Who’s working and who’s not

October 7, 2014

Trent England

Unemployment numbers are misleading. The unemployment rate can go down either because people get jobs or because they give up looking altogether. Unfortunately, much of the “recovery” over the last few years has been due to the latter—to people losing hope and giving up.

The Liberty Foundation of America today released a state-by-state study on the labor force participation rate over the last 15 years. The findings are cause for concern. In fact, the latest government data reveals that the United States has reached a 37-year low in the share of the population that is working. Unfortunately but unsurprisingly, young people and racial minorities have taken the hardest hit.

For example, over the last five years in Arkansas, the African-American labor force participation rate has declined 6 percentage points. The decline has been even steeper for Hispanics, at 11%.

Here in Oklahoma, 62.1% of the total population is in the labor force (either currently working or actively looking for work). In 2008, the rate was 63.8%. The decline is less than most other states, thanks to a relatively strong economy. Yet the rate for women has declined more precipitously over the same five years, to 53.8% from 56%. For African-Americans in Oklahoma, the labor force participation rate has dropped a full 4%. (View the complete data for Oklahoma (PDF).)

The Liberty Foundation study is more evidence showing the failure of recent economic policies, and revealing who those policies hurt the most.
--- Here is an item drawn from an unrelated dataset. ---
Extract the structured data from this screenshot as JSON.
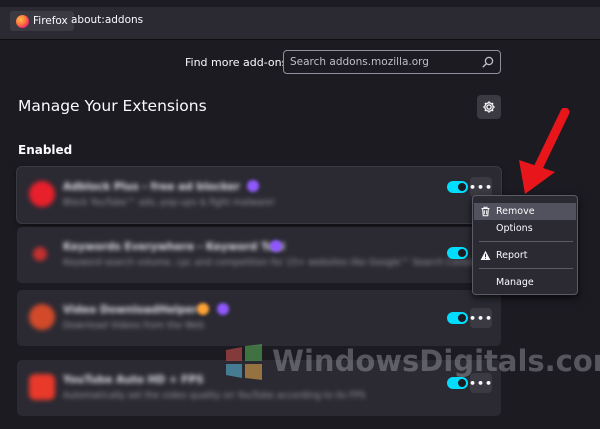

On the other hand, it is marginal economic groups stand to gain most from economic policies that set entrepreneurship free.